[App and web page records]
- Opening Delimiter -
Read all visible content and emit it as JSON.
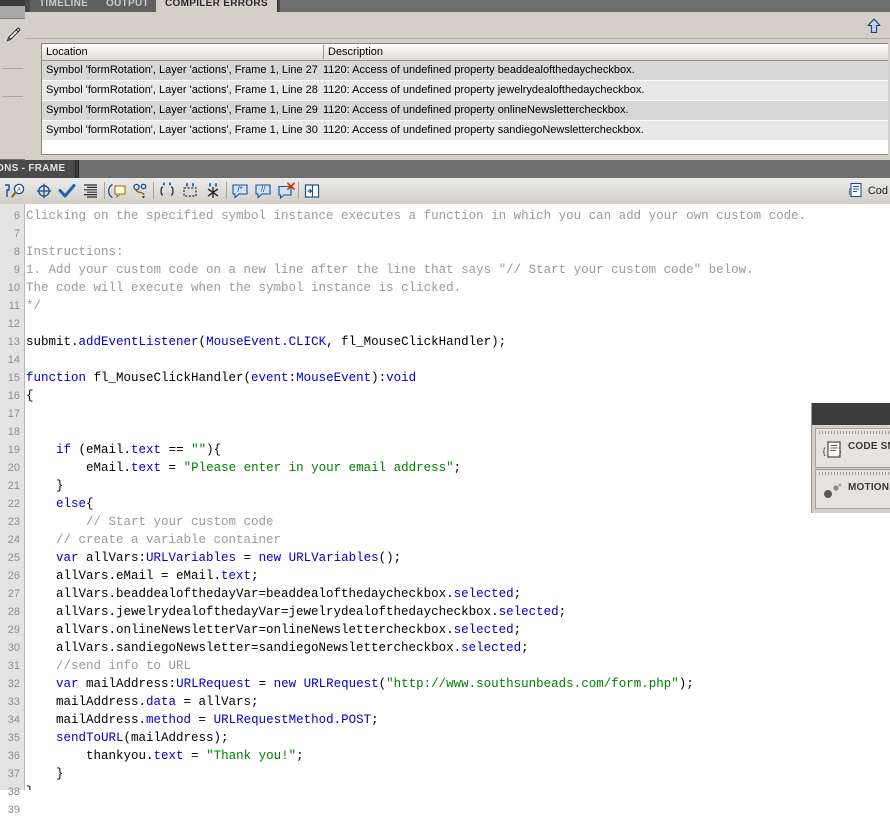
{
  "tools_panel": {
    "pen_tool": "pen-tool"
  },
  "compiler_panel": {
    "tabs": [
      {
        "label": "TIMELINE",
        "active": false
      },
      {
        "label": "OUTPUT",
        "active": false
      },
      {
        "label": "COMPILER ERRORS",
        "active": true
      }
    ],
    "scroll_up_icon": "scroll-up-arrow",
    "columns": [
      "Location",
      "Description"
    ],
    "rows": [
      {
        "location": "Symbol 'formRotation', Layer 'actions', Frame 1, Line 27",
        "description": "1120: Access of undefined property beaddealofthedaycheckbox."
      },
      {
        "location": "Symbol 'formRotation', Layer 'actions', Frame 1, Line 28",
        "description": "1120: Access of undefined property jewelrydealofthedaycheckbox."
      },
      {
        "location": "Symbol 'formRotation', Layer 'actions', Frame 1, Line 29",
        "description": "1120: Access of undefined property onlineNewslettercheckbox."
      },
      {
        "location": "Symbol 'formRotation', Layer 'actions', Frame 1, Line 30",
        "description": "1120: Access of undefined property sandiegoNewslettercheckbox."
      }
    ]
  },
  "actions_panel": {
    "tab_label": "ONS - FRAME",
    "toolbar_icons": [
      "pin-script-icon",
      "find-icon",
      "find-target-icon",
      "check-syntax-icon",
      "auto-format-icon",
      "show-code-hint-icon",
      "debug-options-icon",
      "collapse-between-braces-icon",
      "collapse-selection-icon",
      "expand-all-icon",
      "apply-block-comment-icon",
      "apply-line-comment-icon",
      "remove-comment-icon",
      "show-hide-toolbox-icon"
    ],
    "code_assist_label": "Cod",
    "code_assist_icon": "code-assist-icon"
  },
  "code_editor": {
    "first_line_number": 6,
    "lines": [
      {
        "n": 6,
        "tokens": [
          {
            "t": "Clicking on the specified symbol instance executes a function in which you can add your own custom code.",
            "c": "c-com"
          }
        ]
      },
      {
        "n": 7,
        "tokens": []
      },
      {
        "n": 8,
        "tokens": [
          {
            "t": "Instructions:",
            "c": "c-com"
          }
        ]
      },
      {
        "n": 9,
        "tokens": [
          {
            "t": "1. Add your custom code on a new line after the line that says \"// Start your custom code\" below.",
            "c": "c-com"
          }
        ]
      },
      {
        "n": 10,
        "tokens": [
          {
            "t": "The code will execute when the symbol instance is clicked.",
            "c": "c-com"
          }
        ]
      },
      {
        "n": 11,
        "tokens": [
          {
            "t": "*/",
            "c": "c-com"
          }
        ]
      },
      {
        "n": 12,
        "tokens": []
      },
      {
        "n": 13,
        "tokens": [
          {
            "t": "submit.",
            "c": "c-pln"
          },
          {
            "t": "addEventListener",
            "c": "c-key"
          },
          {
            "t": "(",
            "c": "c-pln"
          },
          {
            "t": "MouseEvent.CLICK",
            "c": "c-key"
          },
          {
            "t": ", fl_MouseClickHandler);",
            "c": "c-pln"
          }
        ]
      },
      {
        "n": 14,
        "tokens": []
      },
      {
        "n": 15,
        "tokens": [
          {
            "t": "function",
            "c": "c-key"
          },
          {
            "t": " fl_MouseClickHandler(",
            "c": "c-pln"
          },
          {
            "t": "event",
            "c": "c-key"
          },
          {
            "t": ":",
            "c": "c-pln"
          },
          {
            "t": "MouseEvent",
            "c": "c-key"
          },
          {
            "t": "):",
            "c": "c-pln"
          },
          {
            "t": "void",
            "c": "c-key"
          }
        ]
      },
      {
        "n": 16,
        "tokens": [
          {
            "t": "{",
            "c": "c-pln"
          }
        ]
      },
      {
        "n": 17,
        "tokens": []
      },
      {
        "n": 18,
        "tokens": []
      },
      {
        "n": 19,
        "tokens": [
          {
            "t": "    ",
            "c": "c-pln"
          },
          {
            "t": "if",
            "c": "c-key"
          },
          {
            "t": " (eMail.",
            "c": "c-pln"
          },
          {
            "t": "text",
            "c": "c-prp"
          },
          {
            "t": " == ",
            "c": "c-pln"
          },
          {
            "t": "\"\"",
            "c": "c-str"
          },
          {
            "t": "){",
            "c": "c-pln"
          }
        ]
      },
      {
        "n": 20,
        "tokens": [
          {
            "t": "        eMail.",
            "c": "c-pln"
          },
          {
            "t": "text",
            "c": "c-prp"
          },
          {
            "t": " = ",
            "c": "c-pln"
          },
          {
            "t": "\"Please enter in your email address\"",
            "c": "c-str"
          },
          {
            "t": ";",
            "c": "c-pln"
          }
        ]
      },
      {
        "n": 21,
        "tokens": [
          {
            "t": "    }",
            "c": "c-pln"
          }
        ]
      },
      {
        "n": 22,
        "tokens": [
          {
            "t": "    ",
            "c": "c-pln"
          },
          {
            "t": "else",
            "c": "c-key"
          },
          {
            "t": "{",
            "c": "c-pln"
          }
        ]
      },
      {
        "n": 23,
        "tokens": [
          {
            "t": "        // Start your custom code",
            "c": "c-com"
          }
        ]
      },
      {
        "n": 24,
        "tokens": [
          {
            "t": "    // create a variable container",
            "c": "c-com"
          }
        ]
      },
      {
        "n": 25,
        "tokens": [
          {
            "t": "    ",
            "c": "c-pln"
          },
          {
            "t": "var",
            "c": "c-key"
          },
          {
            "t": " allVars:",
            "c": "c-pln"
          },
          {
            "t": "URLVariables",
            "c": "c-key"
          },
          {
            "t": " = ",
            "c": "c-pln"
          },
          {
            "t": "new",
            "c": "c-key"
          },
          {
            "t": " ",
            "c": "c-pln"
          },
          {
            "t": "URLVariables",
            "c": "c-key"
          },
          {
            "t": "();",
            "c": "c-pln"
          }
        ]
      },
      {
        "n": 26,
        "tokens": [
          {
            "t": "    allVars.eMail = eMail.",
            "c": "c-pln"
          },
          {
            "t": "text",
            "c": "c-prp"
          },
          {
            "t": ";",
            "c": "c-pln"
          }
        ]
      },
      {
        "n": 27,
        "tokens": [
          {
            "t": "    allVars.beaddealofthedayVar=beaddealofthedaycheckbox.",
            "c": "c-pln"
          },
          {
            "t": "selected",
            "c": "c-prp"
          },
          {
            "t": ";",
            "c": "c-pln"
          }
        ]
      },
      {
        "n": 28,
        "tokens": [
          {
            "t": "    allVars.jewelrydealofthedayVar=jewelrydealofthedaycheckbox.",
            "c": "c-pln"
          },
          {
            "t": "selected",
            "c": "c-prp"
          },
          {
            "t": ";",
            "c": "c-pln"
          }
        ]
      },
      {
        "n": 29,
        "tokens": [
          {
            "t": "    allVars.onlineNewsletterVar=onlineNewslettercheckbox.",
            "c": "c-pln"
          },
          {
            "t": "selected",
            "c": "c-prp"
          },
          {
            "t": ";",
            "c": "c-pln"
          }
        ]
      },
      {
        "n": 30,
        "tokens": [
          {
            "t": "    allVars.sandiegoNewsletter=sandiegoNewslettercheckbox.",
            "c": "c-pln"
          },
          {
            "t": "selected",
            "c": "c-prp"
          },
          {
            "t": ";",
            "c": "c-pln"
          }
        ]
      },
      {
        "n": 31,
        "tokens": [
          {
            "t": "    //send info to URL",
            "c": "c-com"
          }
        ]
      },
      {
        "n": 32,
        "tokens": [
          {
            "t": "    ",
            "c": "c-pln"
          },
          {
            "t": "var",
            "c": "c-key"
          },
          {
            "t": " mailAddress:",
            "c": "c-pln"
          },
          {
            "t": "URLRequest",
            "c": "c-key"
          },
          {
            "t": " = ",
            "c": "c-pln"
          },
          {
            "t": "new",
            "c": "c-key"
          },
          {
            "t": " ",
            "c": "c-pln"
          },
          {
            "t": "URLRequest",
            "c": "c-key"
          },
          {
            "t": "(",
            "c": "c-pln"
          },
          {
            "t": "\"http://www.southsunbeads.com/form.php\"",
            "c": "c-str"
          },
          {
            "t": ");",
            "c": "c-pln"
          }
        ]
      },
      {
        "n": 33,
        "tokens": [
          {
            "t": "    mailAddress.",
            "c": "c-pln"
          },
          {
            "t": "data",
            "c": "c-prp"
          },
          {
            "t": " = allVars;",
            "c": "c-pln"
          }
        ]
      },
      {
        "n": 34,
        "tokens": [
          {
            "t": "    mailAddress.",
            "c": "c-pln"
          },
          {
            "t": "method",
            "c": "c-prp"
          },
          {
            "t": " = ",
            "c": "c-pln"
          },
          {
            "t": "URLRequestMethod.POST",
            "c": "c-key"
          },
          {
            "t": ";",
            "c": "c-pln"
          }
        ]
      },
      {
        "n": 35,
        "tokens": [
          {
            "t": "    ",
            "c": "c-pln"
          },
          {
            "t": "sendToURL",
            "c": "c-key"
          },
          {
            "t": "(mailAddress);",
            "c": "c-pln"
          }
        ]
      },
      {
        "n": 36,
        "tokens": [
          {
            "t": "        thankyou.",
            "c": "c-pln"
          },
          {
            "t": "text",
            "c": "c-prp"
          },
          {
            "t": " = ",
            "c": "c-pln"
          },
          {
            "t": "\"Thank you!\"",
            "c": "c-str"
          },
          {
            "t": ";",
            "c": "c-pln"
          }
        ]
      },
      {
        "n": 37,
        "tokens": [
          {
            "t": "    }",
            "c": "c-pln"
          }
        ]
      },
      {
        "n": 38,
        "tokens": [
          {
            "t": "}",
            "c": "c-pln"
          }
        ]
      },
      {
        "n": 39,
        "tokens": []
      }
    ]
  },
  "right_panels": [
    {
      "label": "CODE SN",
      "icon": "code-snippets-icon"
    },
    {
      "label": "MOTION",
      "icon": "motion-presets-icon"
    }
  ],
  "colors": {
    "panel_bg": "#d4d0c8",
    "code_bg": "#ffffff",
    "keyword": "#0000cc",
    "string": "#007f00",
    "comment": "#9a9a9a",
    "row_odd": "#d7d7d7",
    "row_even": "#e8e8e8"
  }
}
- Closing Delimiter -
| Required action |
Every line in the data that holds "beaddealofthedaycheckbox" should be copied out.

| Task output |
        "description": "1120: Access of undefined property beaddealofthedaycheckbox."
            "t": "    allVars.beaddealofthedayVar=beaddealofthedaycheckbox.",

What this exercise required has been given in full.